▶ _EXERCISE PROMPT_
Produce all the records again exactly as they stand.

▶ _MATERIAL PROVIDED_

%%

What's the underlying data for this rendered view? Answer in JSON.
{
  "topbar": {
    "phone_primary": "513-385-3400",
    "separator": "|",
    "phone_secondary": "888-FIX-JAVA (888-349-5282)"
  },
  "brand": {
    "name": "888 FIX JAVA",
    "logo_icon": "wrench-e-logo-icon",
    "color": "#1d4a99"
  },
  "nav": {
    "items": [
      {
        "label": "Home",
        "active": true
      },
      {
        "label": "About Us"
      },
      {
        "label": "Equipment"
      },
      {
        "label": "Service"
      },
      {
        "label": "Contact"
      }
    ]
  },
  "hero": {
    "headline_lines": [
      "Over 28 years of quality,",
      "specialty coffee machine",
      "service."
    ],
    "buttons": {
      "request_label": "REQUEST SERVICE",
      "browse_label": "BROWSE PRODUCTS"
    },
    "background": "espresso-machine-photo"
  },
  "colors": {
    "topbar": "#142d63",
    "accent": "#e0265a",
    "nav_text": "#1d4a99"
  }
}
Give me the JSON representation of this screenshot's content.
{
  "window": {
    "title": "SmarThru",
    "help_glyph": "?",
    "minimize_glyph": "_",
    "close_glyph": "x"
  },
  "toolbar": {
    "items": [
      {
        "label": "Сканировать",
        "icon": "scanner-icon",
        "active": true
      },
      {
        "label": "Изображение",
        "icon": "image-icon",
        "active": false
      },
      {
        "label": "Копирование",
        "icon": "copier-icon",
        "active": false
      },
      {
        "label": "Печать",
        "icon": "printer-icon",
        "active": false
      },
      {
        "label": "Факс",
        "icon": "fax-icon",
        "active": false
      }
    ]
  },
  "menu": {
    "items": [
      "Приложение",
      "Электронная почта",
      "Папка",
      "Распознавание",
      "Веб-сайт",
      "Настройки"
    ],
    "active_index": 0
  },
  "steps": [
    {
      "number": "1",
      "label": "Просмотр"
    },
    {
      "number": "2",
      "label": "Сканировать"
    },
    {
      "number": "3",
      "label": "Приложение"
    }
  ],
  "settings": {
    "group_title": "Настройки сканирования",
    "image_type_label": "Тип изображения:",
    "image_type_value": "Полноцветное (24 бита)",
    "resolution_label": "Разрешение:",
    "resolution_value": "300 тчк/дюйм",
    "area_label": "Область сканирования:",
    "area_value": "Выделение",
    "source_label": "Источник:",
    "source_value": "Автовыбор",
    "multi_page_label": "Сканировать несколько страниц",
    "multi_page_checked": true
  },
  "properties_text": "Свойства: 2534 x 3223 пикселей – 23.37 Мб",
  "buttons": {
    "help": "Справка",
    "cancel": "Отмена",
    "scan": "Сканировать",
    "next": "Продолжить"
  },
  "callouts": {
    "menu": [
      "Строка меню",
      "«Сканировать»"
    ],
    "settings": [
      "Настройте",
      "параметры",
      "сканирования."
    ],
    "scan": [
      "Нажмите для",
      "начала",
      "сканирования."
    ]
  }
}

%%

▶ _OUTPUT BELOW_
What's the underlying data for this rendered view? Answer in JSON.
{
  "topbar": {
    "phone_primary": "513-385-3400",
    "separator": "|",
    "phone_secondary": "888-FIX-JAVA (888-349-5282)"
  },
  "brand": {
    "name": "888 FIX JAVA",
    "logo_icon": "wrench-e-logo-icon",
    "color": "#1d4a99"
  },
  "nav": {
    "items": [
      {
        "label": "Home",
        "active": true
      },
      {
        "label": "About Us"
      },
      {
        "label": "Equipment"
      },
      {
        "label": "Service"
      },
      {
        "label": "Contact"
      }
    ]
  },
  "hero": {
    "headline_lines": [
      "Over 28 years of quality,",
      "specialty coffee machine",
      "service."
    ],
    "buttons": {
      "request_label": "REQUEST SERVICE",
      "browse_label": "BROWSE PRODUCTS"
    },
    "background": "espresso-machine-photo"
  },
  "colors": {
    "topbar": "#142d63",
    "accent": "#e0265a",
    "nav_text": "#1d4a99"
  }
}
Give me the JSON representation of this screenshot's content.
{
  "window": {
    "title": "SmarThru",
    "help_glyph": "?",
    "minimize_glyph": "_",
    "close_glyph": "x"
  },
  "toolbar": {
    "items": [
      {
        "label": "Сканировать",
        "icon": "scanner-icon",
        "active": true
      },
      {
        "label": "Изображение",
        "icon": "image-icon",
        "active": false
      },
      {
        "label": "Копирование",
        "icon": "copier-icon",
        "active": false
      },
      {
        "label": "Печать",
        "icon": "printer-icon",
        "active": false
      },
      {
        "label": "Факс",
        "icon": "fax-icon",
        "active": false
      }
    ]
  },
  "menu": {
    "items": [
      "Приложение",
      "Электронная почта",
      "Папка",
      "Распознавание",
      "Веб-сайт",
      "Настройки"
    ],
    "active_index": 0
  },
  "steps": [
    {
      "number": "1",
      "label": "Просмотр"
    },
    {
      "number": "2",
      "label": "Сканировать"
    },
    {
      "number": "3",
      "label": "Приложение"
    }
  ],
  "settings": {
    "group_title": "Настройки сканирования",
    "image_type_label": "Тип изображения:",
    "image_type_value": "Полноцветное (24 бита)",
    "resolution_label": "Разрешение:",
    "resolution_value": "300 тчк/дюйм",
    "area_label": "Область сканирования:",
    "area_value": "Выделение",
    "source_label": "Источник:",
    "source_value": "Автовыбор",
    "multi_page_label": "Сканировать несколько страниц",
    "multi_page_checked": true
  },
  "properties_text": "Свойства: 2534 x 3223 пикселей – 23.37 Мб",
  "buttons": {
    "help": "Справка",
    "cancel": "Отмена",
    "scan": "Сканировать",
    "next": "Продолжить"
  },
  "callouts": {
    "menu": [
      "Строка меню",
      "«Сканировать»"
    ],
    "settings": [
      "Настройте",
      "параметры",
      "сканирования."
    ],
    "scan": [
      "Нажмите для",
      "начала",
      "сканирования."
    ]
  }
}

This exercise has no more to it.